Finnforest, "Koin Slipesi," Finnforest (Finland, '75)
Some rather Krautrocky-ECM moves from this primarily more Mahavishnu-leaning Finnish trio: much of the rest of their debut sounds like a stripped-down Nordic take on Birds of Fire, but we're a bit more in the territory of John Abercrombie's Timeless or the latter end of Damo Suzuki's tenure with Can here. Interesting and all-too-rare contrast between the solemn, open-ended post-bop chord changes and the hint of Hendrixian psych in Pekka Tegelman's running wah-wah commentary ... 2'52" of lovemakin' with yr favorite iceberg.
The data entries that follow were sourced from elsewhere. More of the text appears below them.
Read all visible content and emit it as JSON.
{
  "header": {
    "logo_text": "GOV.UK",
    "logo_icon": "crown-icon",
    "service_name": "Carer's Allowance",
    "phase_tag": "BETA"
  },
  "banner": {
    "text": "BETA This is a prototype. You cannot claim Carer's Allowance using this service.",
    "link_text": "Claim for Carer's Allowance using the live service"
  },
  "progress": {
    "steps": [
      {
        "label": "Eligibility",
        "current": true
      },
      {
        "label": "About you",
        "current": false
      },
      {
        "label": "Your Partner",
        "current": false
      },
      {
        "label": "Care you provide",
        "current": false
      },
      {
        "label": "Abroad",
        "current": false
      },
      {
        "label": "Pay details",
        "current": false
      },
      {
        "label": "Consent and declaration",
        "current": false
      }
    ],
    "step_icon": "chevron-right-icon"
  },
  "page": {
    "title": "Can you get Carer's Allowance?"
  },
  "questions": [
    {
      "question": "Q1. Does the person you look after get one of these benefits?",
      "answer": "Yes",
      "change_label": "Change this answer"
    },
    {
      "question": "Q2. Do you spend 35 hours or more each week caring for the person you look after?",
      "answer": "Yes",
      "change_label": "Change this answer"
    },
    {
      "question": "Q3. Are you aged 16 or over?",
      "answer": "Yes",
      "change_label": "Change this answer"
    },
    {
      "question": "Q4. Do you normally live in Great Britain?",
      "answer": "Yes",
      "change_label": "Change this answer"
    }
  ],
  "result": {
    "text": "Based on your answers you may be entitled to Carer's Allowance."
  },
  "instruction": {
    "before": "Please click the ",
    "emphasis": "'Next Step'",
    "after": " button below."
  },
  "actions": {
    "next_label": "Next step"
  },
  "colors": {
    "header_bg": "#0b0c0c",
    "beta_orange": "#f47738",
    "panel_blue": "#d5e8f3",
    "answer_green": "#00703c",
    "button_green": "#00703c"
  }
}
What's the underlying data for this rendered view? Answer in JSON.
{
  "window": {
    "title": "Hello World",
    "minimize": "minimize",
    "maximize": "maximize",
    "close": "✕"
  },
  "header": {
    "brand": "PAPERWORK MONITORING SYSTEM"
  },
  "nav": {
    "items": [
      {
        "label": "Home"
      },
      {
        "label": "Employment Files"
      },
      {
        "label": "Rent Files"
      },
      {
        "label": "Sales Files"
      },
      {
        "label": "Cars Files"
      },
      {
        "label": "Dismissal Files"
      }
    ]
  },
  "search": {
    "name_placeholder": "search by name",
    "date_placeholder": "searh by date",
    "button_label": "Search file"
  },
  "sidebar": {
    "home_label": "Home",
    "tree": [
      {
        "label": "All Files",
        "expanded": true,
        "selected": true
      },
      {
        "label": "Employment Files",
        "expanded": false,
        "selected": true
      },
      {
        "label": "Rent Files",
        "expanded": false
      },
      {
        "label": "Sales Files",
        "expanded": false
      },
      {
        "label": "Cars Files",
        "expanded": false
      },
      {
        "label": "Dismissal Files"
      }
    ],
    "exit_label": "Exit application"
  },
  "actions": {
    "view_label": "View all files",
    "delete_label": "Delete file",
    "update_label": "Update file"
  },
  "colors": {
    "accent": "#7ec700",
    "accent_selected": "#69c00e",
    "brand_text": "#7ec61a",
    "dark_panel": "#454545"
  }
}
Dzamble, "Dziewczyna, w ktora wierze," Wolanie o slonce nad swiatem (Poland, '71)
No idea what it is with Poland and grimy Stax soul, but beginning with Czeslaw Niemen and following hard thence, them bearded Krakowites seem to have had a serious thing for Otis Redding, Percy Sledge, Wilson Pickett, et al. Dzamble tends more toward the Blood, Sweat, and Tears/early Chicago thide of sings, a move I'd normally abhor but for the aplomb with which they manage this regimen: all too often, early American "jazz-rock" means semi-competent sub-Claptonisms over the very corniest 2-5-1 chord changes in the Ellington catalogue, but the montuno drumbreak at the outset smooths over worries for at least the necessary 3'45".